The ads are part of a larger series of web ads the group is releasing this week. Other targeted representatives include members like Rep. Ann Kuster (D-NH), Rep. Scott Peters (D-CA), and Rep. Tim Walz (D-MN), who serve on the House Veterans Affairs Committee, as well as members such as Rep. Tulsi Gabbard (D-HI) and Rep. Ami Bera (D-CA), who voted in support of similar accountability measures in the past.
CVA has also launched a promoted digital tool which allows constituents to contact their elected officials via email, Twitter, Facebook, and patch-thru phone calls in support of the VA Accountability First Act of 2017.
CVA Arizona State Director Matt Dobson issued the following statement:
“It has been nearly three years since the VA wait list scandal began, and to this day, reports are still emerging about VA employees purposefully manipulating scheduling data at facilities across the country. It is unacceptable that there is still such a lack of accountability within the VA, and Congress needs to take immediate action to prevent bad employees from further putting the lives of veterans at risk. The VA Accountability First Act of 2017 would make it easier to fire employees who engage in misconduct and give the new VA Secretary the tools he needs to improve the troubled department. Veterans deserve the highest standard of care possible, and right now, our government is failing them. We urge Arizona representatives to help pass this critical bill through the House without delay.”
The 2017 VA Accountability First Act would drastically shorten the overall termination and appeals process for Department of Veterans Affairs (VA) employees who are found to have engaged in misconduct. Currently, that process can take months or even years. The bill also empowers the VA Secretary to recoup bonuses awarded in error or given to employees who were later found to have engaged in misconduct. Additionally, the bill gives the VA Secretary the ability to reduce the pensions of VA employees who are convicted of felonies that influenced their job performance.
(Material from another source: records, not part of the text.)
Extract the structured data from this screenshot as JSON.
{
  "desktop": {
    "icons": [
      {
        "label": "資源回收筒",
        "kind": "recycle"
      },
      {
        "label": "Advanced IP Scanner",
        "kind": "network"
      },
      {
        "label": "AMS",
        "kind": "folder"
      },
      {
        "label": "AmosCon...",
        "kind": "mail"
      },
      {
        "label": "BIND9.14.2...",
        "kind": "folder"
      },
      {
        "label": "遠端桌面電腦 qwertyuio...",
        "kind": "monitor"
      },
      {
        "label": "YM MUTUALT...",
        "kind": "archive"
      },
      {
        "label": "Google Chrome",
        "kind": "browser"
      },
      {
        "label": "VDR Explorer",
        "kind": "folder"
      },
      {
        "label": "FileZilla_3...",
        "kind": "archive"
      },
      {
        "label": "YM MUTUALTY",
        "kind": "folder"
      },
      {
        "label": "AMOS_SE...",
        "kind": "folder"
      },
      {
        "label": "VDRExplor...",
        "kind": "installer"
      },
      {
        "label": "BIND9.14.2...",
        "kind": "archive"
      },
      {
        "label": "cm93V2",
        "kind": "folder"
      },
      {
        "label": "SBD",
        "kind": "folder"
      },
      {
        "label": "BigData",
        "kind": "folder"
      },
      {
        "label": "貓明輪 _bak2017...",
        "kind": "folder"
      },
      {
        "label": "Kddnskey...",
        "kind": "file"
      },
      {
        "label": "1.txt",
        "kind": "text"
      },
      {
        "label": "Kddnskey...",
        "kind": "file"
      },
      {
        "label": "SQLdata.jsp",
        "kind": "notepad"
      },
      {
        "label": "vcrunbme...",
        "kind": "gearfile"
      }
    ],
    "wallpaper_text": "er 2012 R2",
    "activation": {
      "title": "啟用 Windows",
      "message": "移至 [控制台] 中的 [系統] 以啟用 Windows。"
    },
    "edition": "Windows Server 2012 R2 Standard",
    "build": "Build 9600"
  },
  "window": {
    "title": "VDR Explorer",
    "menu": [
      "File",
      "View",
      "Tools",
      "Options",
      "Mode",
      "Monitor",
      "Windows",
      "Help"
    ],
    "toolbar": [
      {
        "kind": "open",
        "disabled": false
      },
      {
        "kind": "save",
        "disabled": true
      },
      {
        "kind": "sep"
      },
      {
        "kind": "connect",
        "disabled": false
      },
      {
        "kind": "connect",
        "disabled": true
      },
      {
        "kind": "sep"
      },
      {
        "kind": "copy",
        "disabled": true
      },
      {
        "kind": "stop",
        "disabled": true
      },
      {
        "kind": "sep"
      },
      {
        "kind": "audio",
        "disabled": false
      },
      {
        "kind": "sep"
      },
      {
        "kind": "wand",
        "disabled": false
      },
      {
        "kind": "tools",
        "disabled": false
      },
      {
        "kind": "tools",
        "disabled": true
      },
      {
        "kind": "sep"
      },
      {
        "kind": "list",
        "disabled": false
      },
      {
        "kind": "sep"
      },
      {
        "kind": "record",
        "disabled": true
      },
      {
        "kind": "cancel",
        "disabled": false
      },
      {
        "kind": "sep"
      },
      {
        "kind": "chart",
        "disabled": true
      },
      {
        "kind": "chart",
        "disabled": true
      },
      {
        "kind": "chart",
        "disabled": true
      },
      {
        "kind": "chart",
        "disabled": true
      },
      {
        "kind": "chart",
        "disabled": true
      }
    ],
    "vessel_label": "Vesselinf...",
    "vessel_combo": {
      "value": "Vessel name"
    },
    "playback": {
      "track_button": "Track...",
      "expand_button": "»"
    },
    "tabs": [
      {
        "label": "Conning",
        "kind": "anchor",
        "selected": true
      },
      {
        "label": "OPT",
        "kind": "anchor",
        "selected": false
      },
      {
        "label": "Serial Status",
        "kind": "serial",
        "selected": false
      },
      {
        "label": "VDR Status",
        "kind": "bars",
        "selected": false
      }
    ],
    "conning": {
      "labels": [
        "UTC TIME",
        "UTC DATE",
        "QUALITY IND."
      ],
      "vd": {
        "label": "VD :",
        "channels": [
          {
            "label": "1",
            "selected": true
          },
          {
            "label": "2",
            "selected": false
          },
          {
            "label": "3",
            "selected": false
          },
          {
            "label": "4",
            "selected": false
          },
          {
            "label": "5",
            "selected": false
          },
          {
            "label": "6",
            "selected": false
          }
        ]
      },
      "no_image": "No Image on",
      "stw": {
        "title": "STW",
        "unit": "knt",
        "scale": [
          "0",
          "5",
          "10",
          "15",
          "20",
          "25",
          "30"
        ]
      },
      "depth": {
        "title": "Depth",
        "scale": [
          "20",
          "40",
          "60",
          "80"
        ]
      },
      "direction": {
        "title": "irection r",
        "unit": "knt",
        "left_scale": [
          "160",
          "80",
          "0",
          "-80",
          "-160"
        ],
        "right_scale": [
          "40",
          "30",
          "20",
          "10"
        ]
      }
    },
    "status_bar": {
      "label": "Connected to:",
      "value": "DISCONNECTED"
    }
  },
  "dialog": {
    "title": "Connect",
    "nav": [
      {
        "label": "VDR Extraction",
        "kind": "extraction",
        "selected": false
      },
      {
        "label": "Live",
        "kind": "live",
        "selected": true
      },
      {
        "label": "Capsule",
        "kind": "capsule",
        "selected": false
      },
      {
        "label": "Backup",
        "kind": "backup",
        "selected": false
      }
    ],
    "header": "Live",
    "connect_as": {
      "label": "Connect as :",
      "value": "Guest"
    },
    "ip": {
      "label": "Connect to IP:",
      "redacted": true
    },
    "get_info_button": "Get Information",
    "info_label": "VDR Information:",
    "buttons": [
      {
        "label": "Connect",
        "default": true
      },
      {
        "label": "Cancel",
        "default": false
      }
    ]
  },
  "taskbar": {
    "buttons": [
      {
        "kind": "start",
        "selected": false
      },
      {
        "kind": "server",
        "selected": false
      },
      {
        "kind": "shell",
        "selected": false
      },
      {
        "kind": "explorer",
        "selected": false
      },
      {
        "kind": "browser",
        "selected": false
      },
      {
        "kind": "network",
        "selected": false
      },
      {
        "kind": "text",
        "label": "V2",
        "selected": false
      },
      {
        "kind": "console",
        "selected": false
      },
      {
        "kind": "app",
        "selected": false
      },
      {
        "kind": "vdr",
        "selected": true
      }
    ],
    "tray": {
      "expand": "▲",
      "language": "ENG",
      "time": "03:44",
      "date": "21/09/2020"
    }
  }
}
The VA Accountability First Act of 2017 also contains language that ensures that these new powers for the VA Secretary cannot be used against whistleblowers who speak up about wrongdoings at the VA.
Last week, the Office of the Inspector General (OIG) revealed that dozens of VA facilities in North Carolina and Virginia have been vastly under-reporting the length of time veterans wait to see their doctors.